  7. “…or something closer to home where I chase outlaws down on horseback.”

    I game because I love gaming. I’ve grown up with games since I was 4 and I’ve always enjoyed it. Like Eddy, I like to get absorbed into a world, not because I can’t deal with my real-life issues (which aren’t horrible but aren’t pleasant neither), but because I like exploring new worlds and getting lost and having awesome fun. Life is boring and games let me have experiences that range from space operas to Westerns to modern day warfighters to magical creature cockfighting.

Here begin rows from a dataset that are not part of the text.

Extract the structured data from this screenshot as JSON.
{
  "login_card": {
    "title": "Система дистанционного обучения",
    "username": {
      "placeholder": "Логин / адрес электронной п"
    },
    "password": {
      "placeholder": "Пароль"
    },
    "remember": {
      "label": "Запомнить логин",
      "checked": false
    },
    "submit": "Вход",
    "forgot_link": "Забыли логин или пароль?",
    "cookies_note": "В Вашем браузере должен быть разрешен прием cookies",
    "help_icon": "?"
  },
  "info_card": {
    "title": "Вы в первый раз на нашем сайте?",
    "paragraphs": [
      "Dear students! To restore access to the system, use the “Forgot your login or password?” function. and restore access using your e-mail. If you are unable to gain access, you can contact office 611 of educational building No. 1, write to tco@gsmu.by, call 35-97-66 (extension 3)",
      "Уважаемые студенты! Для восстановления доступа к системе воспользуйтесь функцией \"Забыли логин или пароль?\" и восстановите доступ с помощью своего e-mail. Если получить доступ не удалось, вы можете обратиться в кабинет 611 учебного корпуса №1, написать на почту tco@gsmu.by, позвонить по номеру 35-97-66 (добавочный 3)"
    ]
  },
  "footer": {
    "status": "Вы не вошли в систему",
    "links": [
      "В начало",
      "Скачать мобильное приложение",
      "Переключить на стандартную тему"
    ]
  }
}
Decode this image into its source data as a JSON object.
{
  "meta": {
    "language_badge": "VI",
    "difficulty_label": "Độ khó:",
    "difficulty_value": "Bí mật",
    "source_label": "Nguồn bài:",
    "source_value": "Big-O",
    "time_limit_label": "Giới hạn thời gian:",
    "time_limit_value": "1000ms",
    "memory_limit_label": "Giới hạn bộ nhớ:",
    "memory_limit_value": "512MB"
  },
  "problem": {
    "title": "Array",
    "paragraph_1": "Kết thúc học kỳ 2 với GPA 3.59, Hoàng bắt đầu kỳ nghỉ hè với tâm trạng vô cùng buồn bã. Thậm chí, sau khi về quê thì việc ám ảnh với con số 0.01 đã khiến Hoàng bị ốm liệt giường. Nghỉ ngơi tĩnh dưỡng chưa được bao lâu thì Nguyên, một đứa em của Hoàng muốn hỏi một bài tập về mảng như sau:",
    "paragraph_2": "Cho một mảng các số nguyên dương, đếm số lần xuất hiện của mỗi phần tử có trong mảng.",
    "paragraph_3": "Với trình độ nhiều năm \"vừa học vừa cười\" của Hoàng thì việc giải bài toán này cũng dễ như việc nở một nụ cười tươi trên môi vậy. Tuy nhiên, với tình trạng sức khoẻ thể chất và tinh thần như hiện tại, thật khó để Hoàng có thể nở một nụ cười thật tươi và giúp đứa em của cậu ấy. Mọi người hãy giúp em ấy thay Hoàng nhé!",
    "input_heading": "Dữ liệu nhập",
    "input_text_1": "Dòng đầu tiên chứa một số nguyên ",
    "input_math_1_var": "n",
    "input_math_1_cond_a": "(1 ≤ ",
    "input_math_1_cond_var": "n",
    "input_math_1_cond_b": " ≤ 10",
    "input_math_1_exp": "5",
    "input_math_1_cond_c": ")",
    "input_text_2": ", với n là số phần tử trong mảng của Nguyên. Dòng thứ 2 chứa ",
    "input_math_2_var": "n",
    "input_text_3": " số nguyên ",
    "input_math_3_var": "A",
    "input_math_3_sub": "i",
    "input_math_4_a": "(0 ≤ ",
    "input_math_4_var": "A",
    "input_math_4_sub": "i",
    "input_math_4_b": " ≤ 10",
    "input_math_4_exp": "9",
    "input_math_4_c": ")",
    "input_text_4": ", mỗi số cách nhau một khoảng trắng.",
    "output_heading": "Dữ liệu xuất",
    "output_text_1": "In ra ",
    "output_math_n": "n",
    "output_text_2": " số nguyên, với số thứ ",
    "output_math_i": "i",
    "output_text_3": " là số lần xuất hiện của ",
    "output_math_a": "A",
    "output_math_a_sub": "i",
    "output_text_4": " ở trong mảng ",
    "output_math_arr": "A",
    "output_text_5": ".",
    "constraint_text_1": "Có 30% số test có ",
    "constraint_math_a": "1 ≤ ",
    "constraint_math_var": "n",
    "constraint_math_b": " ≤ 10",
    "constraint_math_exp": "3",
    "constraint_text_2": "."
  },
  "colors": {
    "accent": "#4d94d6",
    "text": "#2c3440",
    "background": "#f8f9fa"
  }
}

    Gaming is my art form and I want to enjoy and learn from new and old titles. I think the reason I enjoy heavily-story-driven RPG’s as much as adrenaline-pumping shooters is because I grew up with a lot of different genres from a young age. My first two Gameboy games were Super Mario Deluxe and Pokemon Blue, so I got a taste of both fast and slow gameplay. I witnessed very different styles, features, and stories, so I was accustomed to games being able to tell many different stories, provide different kinds of fun, and that games were the better than plastic craptastic toys.

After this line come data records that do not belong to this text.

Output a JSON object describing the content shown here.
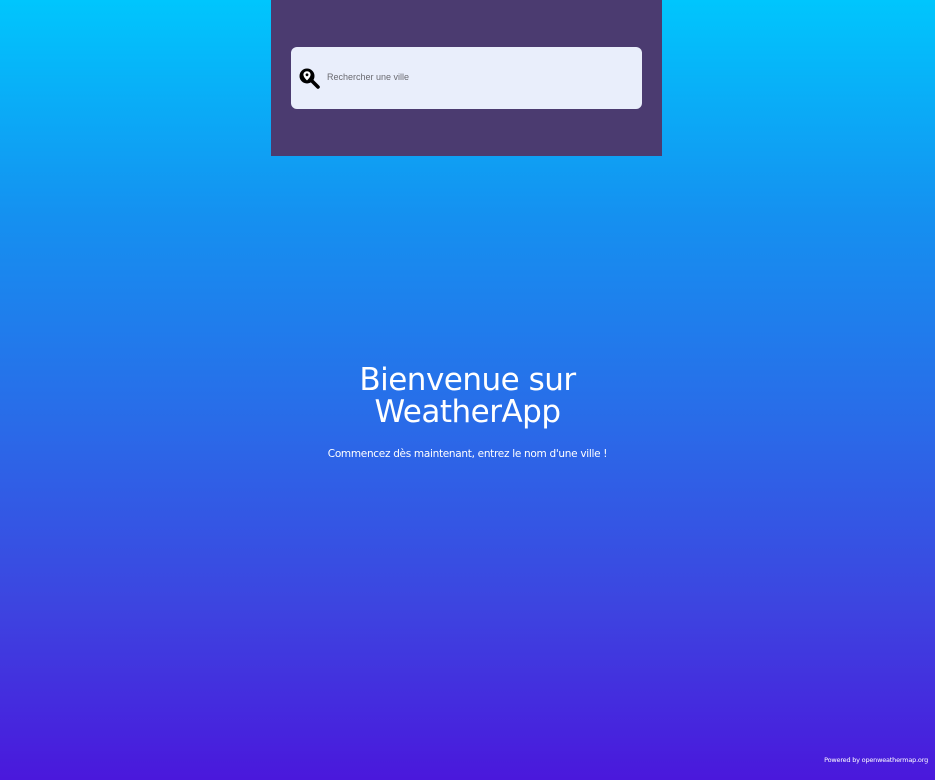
{
  "search": {
    "placeholder": "Rechercher une ville",
    "icon": "location-search-icon"
  },
  "welcome": {
    "title": "Bienvenue sur WeatherApp",
    "subtitle": "Commencez dès maintenant, entrez le nom d'une ville !"
  },
  "footer": {
    "credit": "Powered by openweathermap.org"
  },
  "colors": {
    "panel": "#4b3b70",
    "search_box": "#e9eefb",
    "gradient_top": "#00c6fd",
    "gradient_bottom": "#4a18dc"
  }
}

    Now that I’m older (well, in high school), I enjoy the video games more profoundly; moreover I want to understand what makes the game good. Why do I enjoy CoD4 more than MW2? Why am I engrossed in Fallout 3 more than New Vegas? Is it just nostalgia? Why do Halo CE’s maps feel bigger than Halo Reach’s? Why can I still play Pokemon and have fun while I can’t bear to finish another game? I have questions and video games tell me the answers while I’m having fun – or not. I want to go into the video game industry and make some awesome games while improving the industry as a whole.

    Video games are a part of who I am and what I enjoy, and I want to make my career in the video game industry because I love video games and want to make great games.

  8. Gaming for me started on the Sega Genesis and my old Mac Performa. I would play Sonic 2, Pitfall: The Mayan Adventure, Rocket Knight Adventures, Saturday Night Slam Masters, Wolfenstein 3D, Duke Nukem 3D, Doom, Mortal Kombat… all that stuff. The two things that really drew me in were that videogames had the interactive side to them that movies didn’t, and that on my Performa there was a lot of games that I could make levels for, which made them infinitely entertaining and made them into something I could use as a creative outlet. The interactive side was great because if I was bad at a game, then every time I play I would get a little further and discover new things in the game and it was like an adventure.

    Of course, with the internet becoming as huge as it is, it’s become hard to feel like there’s any adventure in anything at all now, especially with people putting up as many walkthroughs and spoilers on the internet as possible as fast as they can. For the most part nowadays, I stick with games either just as a quick distraction (things like Super Meat Boy, Minecraft, Bit Trip, Audiosurf, Garry’s Mod), because I’m generally interested in what content it has in store (Arkham Asylum, Call of Duty, Mass Effect, Deus Ex, anything by Valve), or because they allow me to have fun with my friends (New Super Mario Bros Wii, Little Big Planet 2, Counter-Strike, Sven Coop, Mortal Kombat). Also I think that the culture is great (where people are mature- the little kids playing online games is the ruthlessly annoying dark side of the gaming culture that shrouds everything in shame and high pitched, profanity riddled taunts) and I still love games as an art.

    I still make games as a creative outlet and find that there’s so much more room to make a deep experience with an interactive medium than is possible with film, picture, music, or anything else. The only thing is that it takes much more time, since instead of putting in the work for a 2 hour, linear movie with no possible side branching areas that the viewer can peer into, it’s making an 8 hour or so experience that is able to be fully explored by the player. I think that how much love and creativity it takes to build the full, explorable universe and set up for all those possibilities that letting the audience interact introduces makes for something really great.

Comments are closed.